Besides Eagle Beach, where I stayed was also walking distance to Aruba Aloe’s museum and factory. Along the thirty minute walk, there were countless cacti, several Aruba Blue Whiptails (Cnemidophorus arubensis), sheep, and a cow. With enough sun block applied and a protective hat, the walk was actually quite pleasant.
Aruba Aloe’s Museum and Factory are housed inside a yellow building right outside of the company’s aloe vera plantation. When Aruba Aloe was found in 1890 by Cornelis Eman, aloe vera was harvested only for its laxative sap. Nowadays, aloe vera is harvested for its gel.
Even though aloe vera originated from Africa, it was such a big part of Aruba export that its flower became the upper left quarter of the national coat of arms.
The factory area is visible from the observatory on the second floor.
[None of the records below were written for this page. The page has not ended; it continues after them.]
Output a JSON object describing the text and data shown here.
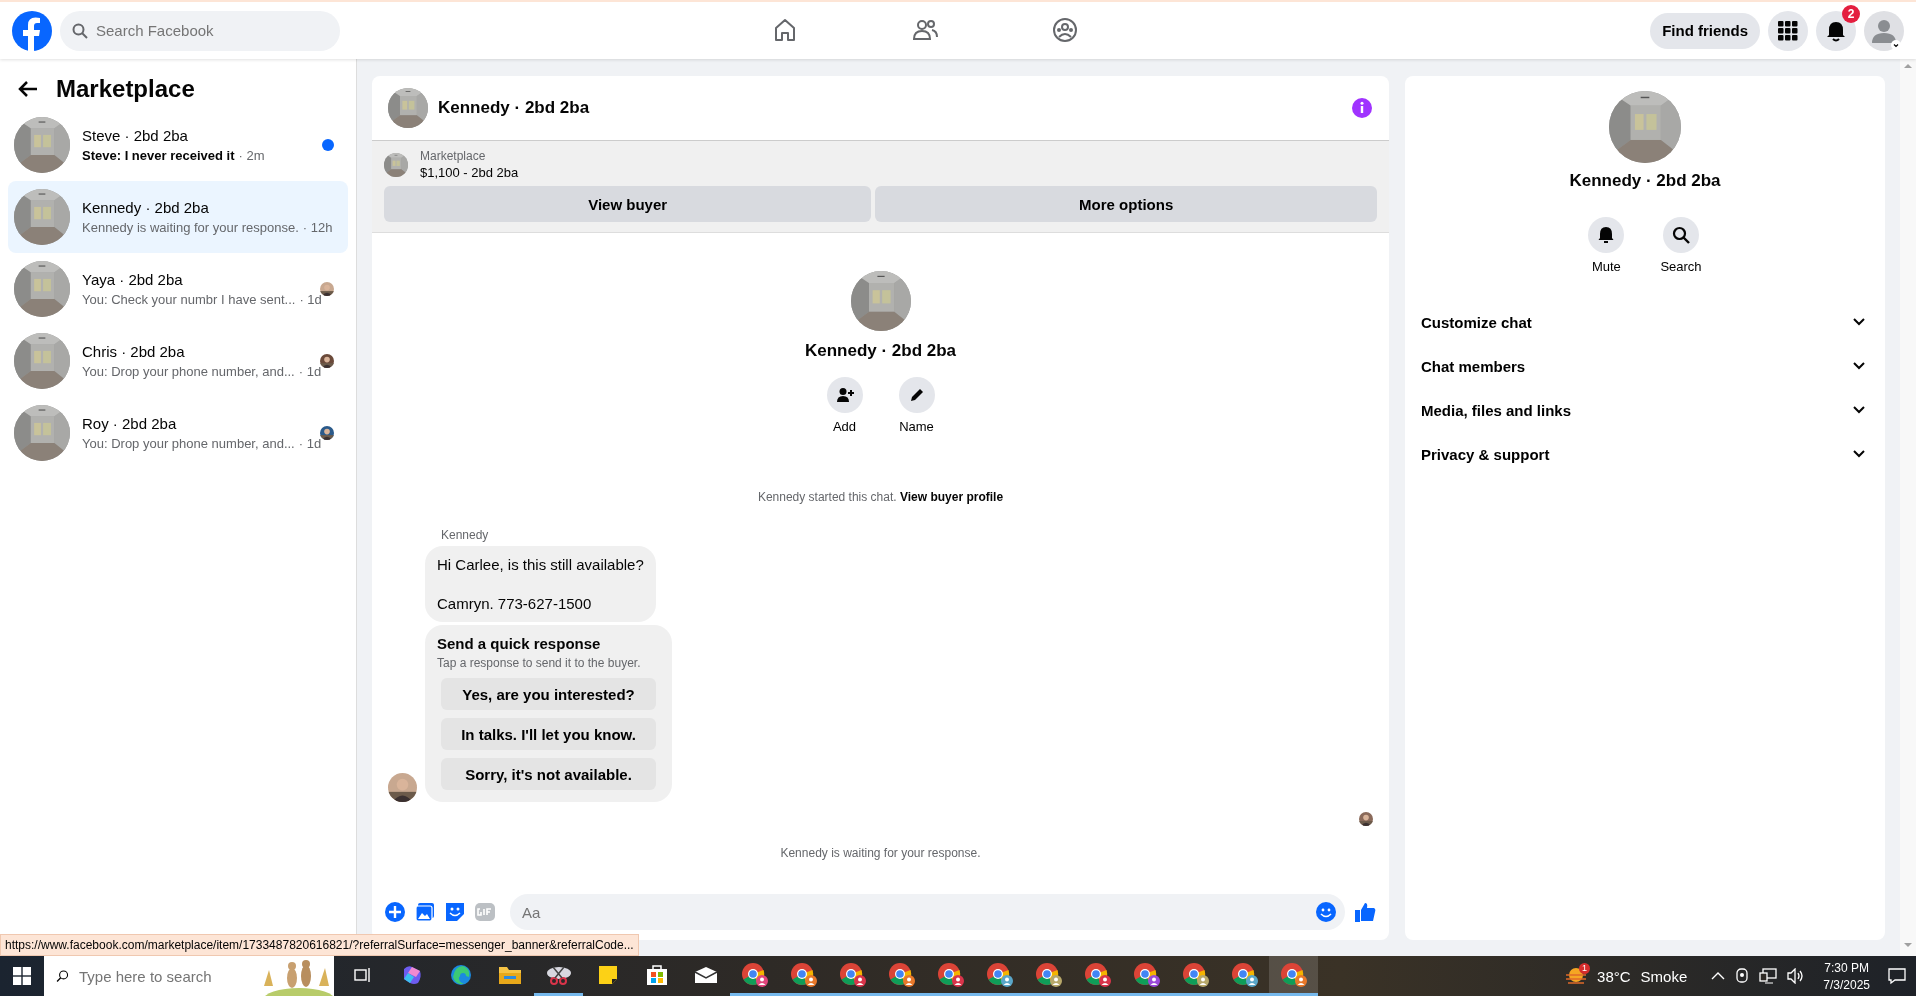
{
  "topbar": {
    "search": {
      "placeholder": "Search Facebook"
    },
    "nav": [
      {
        "kind": "home"
      },
      {
        "kind": "friends"
      },
      {
        "kind": "groups"
      }
    ],
    "find_friends": "Find friends",
    "notification_count": "2"
  },
  "sidebar": {
    "title": "Marketplace",
    "conversations": [
      {
        "name": "Steve · 2bd 2ba",
        "preview": "Steve: I never received it",
        "time": "· 2m",
        "selected": false,
        "unread": true,
        "kind": "dot"
      },
      {
        "name": "Kennedy · 2bd 2ba",
        "preview": "Kennedy is waiting for your response.",
        "time": "· 12h",
        "selected": true,
        "unread": false,
        "kind": "none"
      },
      {
        "name": "Yaya · 2bd 2ba",
        "preview": "You: Check your numbr I have sent...",
        "time": "· 1d",
        "selected": false,
        "unread": false,
        "kind": "seen"
      },
      {
        "name": "Chris · 2bd 2ba",
        "preview": "You: Drop your phone number, and...",
        "time": "· 1d",
        "selected": false,
        "unread": false,
        "kind": "seen"
      },
      {
        "name": "Roy · 2bd 2ba",
        "preview": "You: Drop your phone number, and...",
        "time": "· 1d",
        "selected": false,
        "unread": false,
        "kind": "seen"
      }
    ]
  },
  "chat": {
    "title": "Kennedy · 2bd 2ba",
    "listing": {
      "label": "Marketplace",
      "title": "$1,100 - 2bd 2ba"
    },
    "buttons": [
      "View buyer",
      "More options"
    ],
    "intro": {
      "name": "Kennedy · 2bd 2ba",
      "actions": [
        {
          "label": "Add",
          "kind": "add"
        },
        {
          "label": "Name",
          "kind": "edit"
        }
      ]
    },
    "notice": {
      "text": "Kennedy started this chat.",
      "link": "View buyer profile"
    },
    "sender": "Kennedy",
    "message_lines": [
      "Hi Carlee, is this still available?",
      "Camryn. 773-627-1500"
    ],
    "quick_response": {
      "title": "Send a quick response",
      "subtitle": "Tap a response to send it to the buyer.",
      "options": [
        "Yes, are you interested?",
        "In talks. I'll let you know.",
        "Sorry, it's not available."
      ]
    },
    "waiting": "Kennedy is waiting for your response.",
    "composer": {
      "placeholder": "Aa"
    }
  },
  "details": {
    "name": "Kennedy · 2bd 2ba",
    "actions": [
      {
        "label": "Mute",
        "kind": "bell"
      },
      {
        "label": "Search",
        "kind": "search"
      }
    ],
    "sections": [
      "Customize chat",
      "Chat members",
      "Media, files and links",
      "Privacy & support"
    ]
  },
  "status_url": "https://www.facebook.com/marketplace/item/1733487820616821/?referralSurface=messenger_banner&referralCode...",
  "taskbar": {
    "search": {
      "placeholder": "Type here to search"
    },
    "apps": [
      {
        "kind": "taskview",
        "running": false,
        "active": false
      },
      {
        "kind": "copilot",
        "running": false,
        "active": false
      },
      {
        "kind": "edge",
        "running": false,
        "active": false
      },
      {
        "kind": "folder",
        "running": false,
        "active": false
      },
      {
        "kind": "snip",
        "running": true,
        "active": false
      },
      {
        "kind": "sticky",
        "running": false,
        "active": false
      },
      {
        "kind": "store",
        "running": false,
        "active": false
      },
      {
        "kind": "mail",
        "running": false,
        "active": false
      },
      {
        "kind": "chrome",
        "color": "#e0457b",
        "running": true,
        "active": false
      },
      {
        "kind": "chrome",
        "color": "#e8782a",
        "running": true,
        "active": false
      },
      {
        "kind": "chrome",
        "color": "#d9344a",
        "running": true,
        "active": false
      },
      {
        "kind": "chrome",
        "color": "#e8782a",
        "running": true,
        "active": false
      },
      {
        "kind": "chrome",
        "color": "#d9344a",
        "running": true,
        "active": false
      },
      {
        "kind": "chrome",
        "color": "#5aa6c8",
        "running": true,
        "active": false
      },
      {
        "kind": "chrome",
        "color": "#b8a86a",
        "running": true,
        "active": false
      },
      {
        "kind": "chrome",
        "color": "#d9344a",
        "running": true,
        "active": false
      },
      {
        "kind": "chrome",
        "color": "#9a4ad9",
        "running": true,
        "active": false
      },
      {
        "kind": "chrome",
        "color": "#b8a86a",
        "running": true,
        "active": false
      },
      {
        "kind": "chrome",
        "color": "#5aa6c8",
        "running": true,
        "active": false
      },
      {
        "kind": "chrome",
        "color": "#e8782a",
        "running": true,
        "active": true
      }
    ],
    "weather": {
      "badge": "1",
      "temperature": "38°C",
      "condition": "Smoke"
    },
    "time": "7:30 PM",
    "date": "7/3/2025"
  }
}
Aruba Aloe’s tour guide explained what each machine did and every step that was needed to turn aloe vera growing on the ground like heads of lettuce into the bottles of beauty products sold.